As the above photo shows, we also added stanchions and railings to the cab roof. This was a relatively simple operation: mark and drill the holes, tin the stanchions, string them on a wire to keep them all properly aligned, then add lots of flux and hit them with the heat.

CNR 3737 - cab roof rails

We left the wires long to the rear of the stanchions, then trimmed them after soldering. At the front, the handrail loops 180 degrees then bends parallel to the front cab wall, so we did that too:

CNR 3737 - cab roof rails

The cab still needs an armrest under each window, but we’ll add that after painting. I think it’s pretty much done, and can be set aside while we start on the next phase. I’m not sure what that is, but I’ll find out at our next work session. I’m looking forward to it!

If you ever get a chance to learn from someone who knows their way around a brass engine… do it! (Thanks for teaching me, Andy…)

CNR 3737 :: starting on the cab

On Friday, I spent another pleasant afternoon with Andy Malette in his workshop, as we worked on our CNR 2-8-2 projects. Our main task was to start work on the cab.

When the CNR acquired its USRA Mikados from its US subsidiaries (Grand Trunk in New England and Grand Trunk Western in Michigan), it retrofitted many (or all?) of them to accommodate cab curtains to help crews cope with Canadian winters. This required re-shaping the back of the cab roof, above the footplate, to square it off and allow the curtains to hang properly. It also required adding a back wall to the cab, over the tender.

There were several variations on how they did this. One such is shown in the photo of 3715, below – found in CN Lines Volume 6 Number 4. I had this issue on my CN Lines DVD – which I highly recommend.

CNR 3737 - cab

As the image suggests, CNR simply scabbed in some metal to square off the bottom edge of the cab roof. On 3737, the added piece drops down slightly after the walkway, but not every locomotive had that feature. Based on prototype photos, the 2-8-2 I’m modelling – CNR 3737 – did not: Its cab roof went straight across, or ever so slightly upwards, with a very small rounded corner at the rear. The rear cab wall was also inset slightly – not flush as shown in the photo of 3715. My prototype did, however, have the two small vents in the cab back and the smoke deflector on the roof.

As the photo above shows, I’ve soldered in angled pieces of brass – then cleaned up the excess solder and filed, sanded and polished them to shape. I’ve also cut a piece of 0.020″ brass for the back wall of the cab, and started laying out the location of the vents.

Other progress of note:

CNR 3737 - boiler stripped

I’ve stripped the boiler and smokebox front of many of the appliances that are either not needed, need to be relocated, need to be out of the way to work on things, or need to be replaced with CNR-appropriate versions. There are a few holes to fill. I also need to rework the walkways, which have a step-up to clear the air compressor and water pump on this side of the locomotive.

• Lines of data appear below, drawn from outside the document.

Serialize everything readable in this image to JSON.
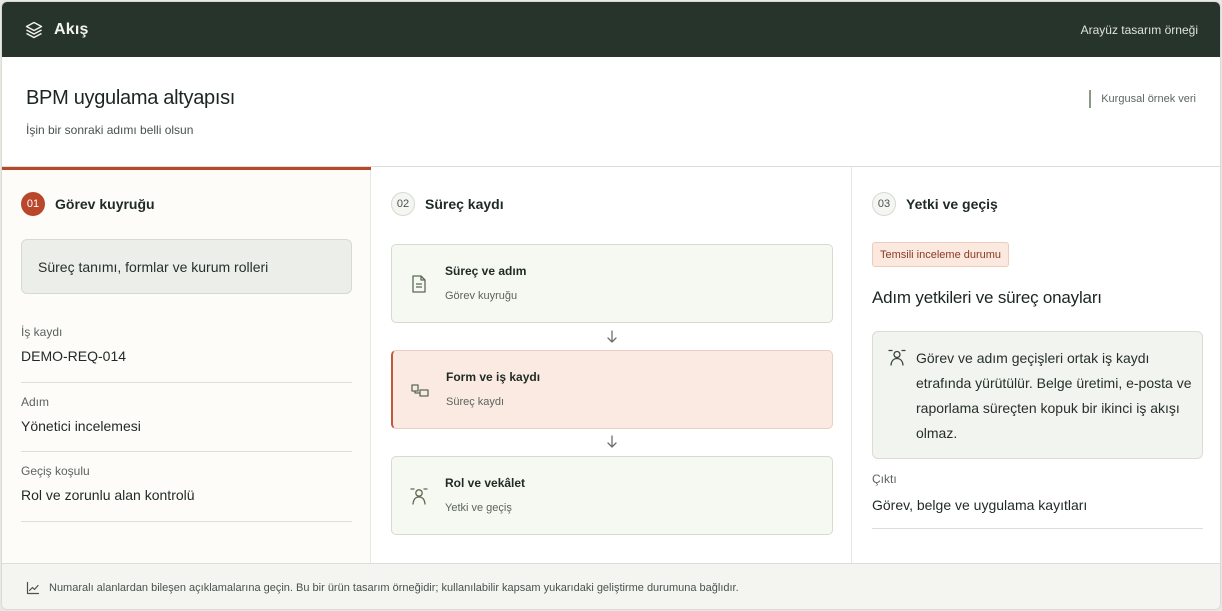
{
  "topbar": {
    "brand": "Akış",
    "brand_icon": "layers-icon",
    "right_text": "Arayüz tasarım örneği"
  },
  "header": {
    "title": "BPM uygulama altyapısı",
    "subtitle": "İşin bir sonraki adımı belli olsun",
    "note": "Kurgusal örnek veri"
  },
  "col1": {
    "num": "01",
    "title": "Görev kuyruğu",
    "tag": "Süreç tanımı, formlar ve kurum rolleri",
    "fields": [
      {
        "label": "İş kaydı",
        "value": "DEMO-REQ-014"
      },
      {
        "label": "Adım",
        "value": "Yönetici incelemesi"
      },
      {
        "label": "Geçiş koşulu",
        "value": "Rol ve zorunlu alan kontrolü"
      }
    ]
  },
  "col2": {
    "num": "02",
    "title": "Süreç kaydı",
    "steps": [
      {
        "title": "Süreç ve adım",
        "sub": "Görev kuyruğu",
        "icon": "document-icon"
      },
      {
        "title": "Form ve iş kaydı",
        "sub": "Süreç kaydı",
        "icon": "workflow-icon"
      },
      {
        "title": "Rol ve vekâlet",
        "sub": "Yetki ve geçiş",
        "icon": "user-icon"
      }
    ]
  },
  "col3": {
    "num": "03",
    "title": "Yetki ve geçiş",
    "status": "Temsili inceleme durumu",
    "section_title": "Adım yetkileri ve süreç onayları",
    "info": "Görev ve adım geçişleri ortak iş kaydı etrafında yürütülür. Belge üretimi, e-posta ve raporlama süreçten kopuk bir ikinci iş akışı olmaz.",
    "output_label": "Çıktı",
    "output_value": "Görev, belge ve uygulama kayıtları"
  },
  "footer": {
    "text": "Numaralı alanlardan bileşen açıklamalarına geçin. Bu bir ürün tasarım örneğidir; kullanılabilir kapsam yukarıdaki geliştirme durumuna bağlıdır."
  },
  "colors": {
    "topbar": "#26342c",
    "accent": "#b9472b",
    "step_bg": "#f6f8f2",
    "step_highlight_bg": "#fbeae2"
  }
}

Finally, thanks to our friend Simon Parent, Andy and I have lovely CNR-style spoked wheels for the pilot truck:

CNR 3737 - spoked pilot wheel

These are the same wheels that Simon used on his CNR 2-10-2s. He sent us some (along with castings for the Elesco feed water heater), and Andy mounted them on axles for us. They sure complete the CNR-ization of the pilot.

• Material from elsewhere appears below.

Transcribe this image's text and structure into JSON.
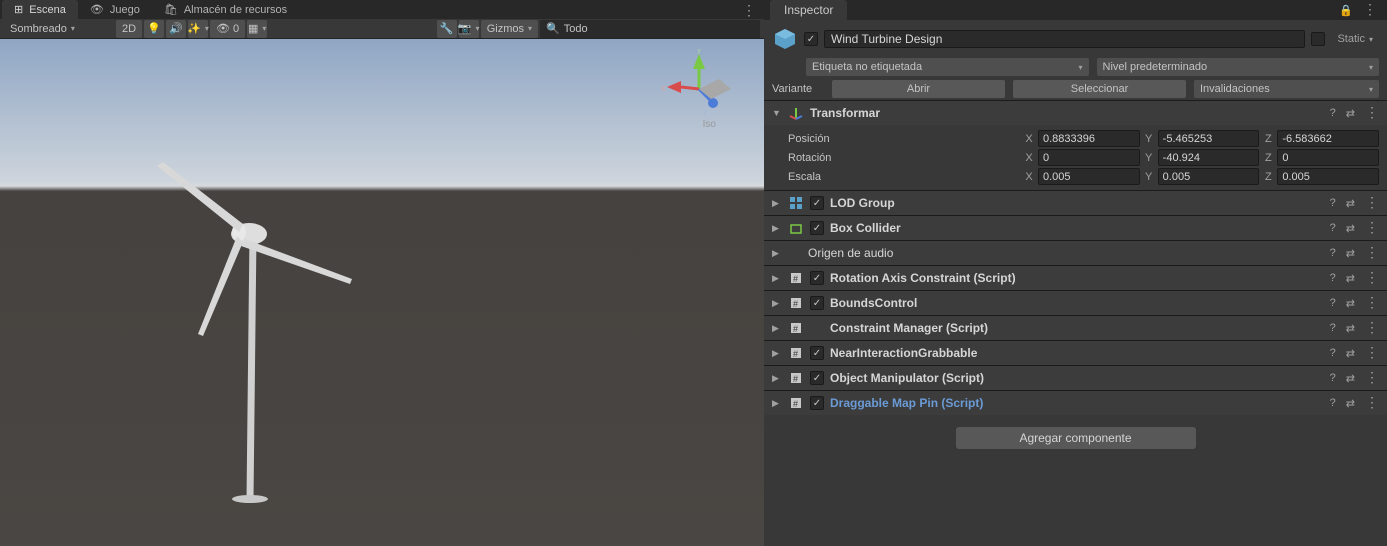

I’m pleased with the progress!

CNR 3737 :: Pilot details

CNR 3737 - pilot details

This morning, I put my new workshop chair to good use by adding more details to the pilot of CNR 3737. As the photo shows, the pilot beam now sports a coupler cut lever and flag holders. I also added four safety-tread steps – large ones in the lower corners, and small ones above the boiler tubes on either side of the coupler draft gear housing.

There are a few more details to add, such as piping from the air tank and a train line and signal line. But the pilot is otherwise complete and I can move on to the next part of this project. Andy Malette and I have another work session planned for later this week…